Recently had the "pleasure" of installing yard tap for sister in law (anything to keep wifey happy). My first timber frame house, so I was petrified of water ingress and breaking any thermal / insulation barrier,etc.with copper pipe. I played safe. Drilled from inside out with very long narrow drill bit and then widened hole to accomodate a 3/4" plastic electrical pipe as sleeve. Using plastic pipe as sleeve prevented bridging thermal gap. Widened hole outside seperately for neat finish (no risk of bursting out and damaging area around hole). Cut plastic pipe an inch longer than the required length so that if water penetrated seal between copper and inside of plastic pipe it would drip into the room where you would see it and not get nasty suprise a year later. As plastic pipe was a tight fit in wall, lashed on plenty of silicon sealant and tapped pipe home into final position.
Suggest you do something similar for cable, finally sealing (outside only) with expanding foam inside plastic pipe. Running additional cables later is a doddle if you use 3/4" or 1" pipe. Drip loop of course on outside.

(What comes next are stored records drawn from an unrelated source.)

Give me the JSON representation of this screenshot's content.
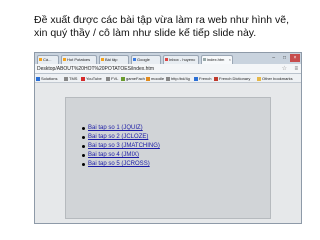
{
  "caption": "Đề xuất được các bài tập vừa làm ra web như hình vẽ, xin quý thầy / cô làm như slide kế tiếp slide này.",
  "browser": {
    "tabs": [
      {
        "label": "Cá...",
        "active": false
      },
      {
        "label": "Hot Potatoes",
        "active": false
      },
      {
        "label": "Bài tập",
        "active": false
      },
      {
        "label": "Google",
        "active": false
      },
      {
        "label": "Inbox - huyenc",
        "active": false
      },
      {
        "label": "index.htm",
        "active": true
      }
    ],
    "window_controls": {
      "minimize": "–",
      "maximize": "□",
      "close": "×"
    },
    "address": "Desktop/ABOUT%20HOT%20POTATOES/index.htm",
    "bookmarks": [
      {
        "label": "Solutions",
        "icon": "ms-icon",
        "color": "#2a6fd6"
      },
      {
        "label": "TMS",
        "icon": "page-icon",
        "color": "#888888"
      },
      {
        "label": "YouTube",
        "icon": "youtube-icon",
        "color": "#d62a2a"
      },
      {
        "label": "FVL",
        "icon": "page-icon",
        "color": "#888888"
      },
      {
        "label": "gameFach",
        "icon": "page-icon",
        "color": "#6a9b2f"
      },
      {
        "label": "moodle",
        "icon": "page-icon",
        "color": "#e08a1e"
      },
      {
        "label": "http:/bd/4g",
        "icon": "page-icon",
        "color": "#888888"
      },
      {
        "label": "French",
        "icon": "page-icon",
        "color": "#2a6fd6"
      },
      {
        "label": "French Dictionary",
        "icon": "page-icon",
        "color": "#c0392b"
      },
      {
        "label": "Other bookmarks",
        "icon": "folder-icon",
        "color": "#e6b84a"
      }
    ]
  },
  "content": {
    "links": [
      "Bai tap so 1 (JQUIZ)",
      "Bai tap so 2 (JCLOZE)",
      "Bai tap so 3 (JMATCHING)",
      "Bai tap so 4 (JMIX)",
      "Bai tap so 5 (JCROSS)"
    ]
  }
}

No trouble fishing cable now or later...all contained in plastic.
Sorry about long winded...but worth doing right and only once
What would be wrong with taking the cable through the soffit, into the attic and then feed to rooms below.
rooms? cable can only go to one room
Amazing what one "s" can do to a sentence
ROOM it shall be then but what about an answer to my query
No reason why not, i guess it depends on the ease of install but generally most people dont go for this option as its more installer time and more expensive but for a diyer is definitely an option. Another issue is insurance which generally does not allow an installer to be covered for attic entry.
The reason I mentioned this initially was that I thought it would be handier, cheaper and quicker to drill through a wooden soffit and if necessary down through the plasterboard ceiling.
In my house there is conduit from the attic down to the resess at the side of the chimney breast in the sitting room. I know a lot of houses would not have this though.
Regarding the insurance Tony I am only assuming that it would cover you for putting up aerials on a chimney so I would also assume that it would cover entry to the attic. The attic would be a safer place to be than the rooftop